Several aspects of the nature of continuity and discontinuity of the genetic landscape of South Asia and West Eurasia still elude our understanding. Whereas the maternal gene pool of South Asia is dominated by autochthonous lineages, Y chromosome variants of the R1a clade are spread from India (ca 50%) to eastern Europe and their precise origin in space or time is still not well understood.[76]In our analysis we find genetic ancestry signals in the autosomal genes with somewhat similar spread patterns. Both PC2 and k5 light green at K = 8 extend from South Asia to Central Asia and the Caucasus (but not into eastern Europe). In an attempt to explore diversity gradients within this signal, we investigated the haplotypic diversity associated with the ancestry components revealed by ADMIXTURE. Our simulations show that one can detect differences in haplotype diversity for a migration event that occurred 500 generations ago, but chances to distinguish signals for older events will apparently decrease with increasing age because of recombination.
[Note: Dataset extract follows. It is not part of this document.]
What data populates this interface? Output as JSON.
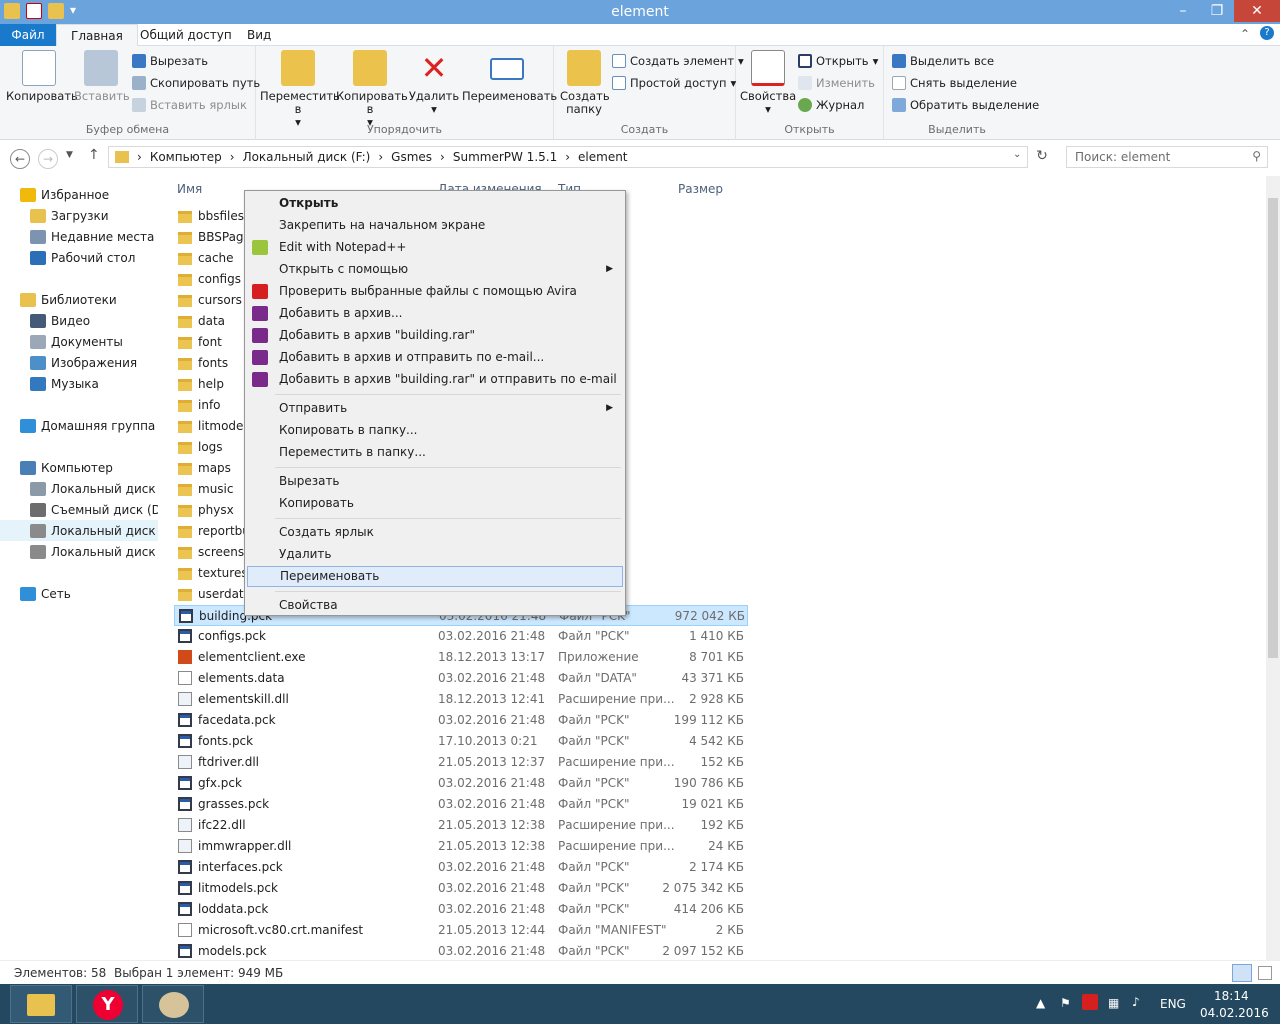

In terms of human population history, our oldest simulated migration event occurred roughly 12,500 years ago and predates or coincides with the initial Neolithic expansion in the Near East. Knowing whether signals associated with the initial peopling of Eurasia fall within our detection limits requires additional extensive simulations, but our current results indicate that the often debated episode of South Asian prehistory, the putative Indo-Aryan migration 3,500 years ago (see e.g., Abdulla15) falls well within the limits of our haplotype-based approach. We found no regional diversity differences associated with k5 at K = 8. Thus, regardless of where this component was from (the Caucasus, Near East, Indus Valley, or Central Asia), its spread to other regions must have occurred well before our detection limits at 12,500 years. Accordingly, the introduction of k5 to South Asia cannot be explained by recent gene flow, such as the hypothetical Indo-Aryan migration. The admixture of the k5 and k6 components within India, however, could have happened more recently—our haplotype diversity estimates are not informative about the timing of local admixture.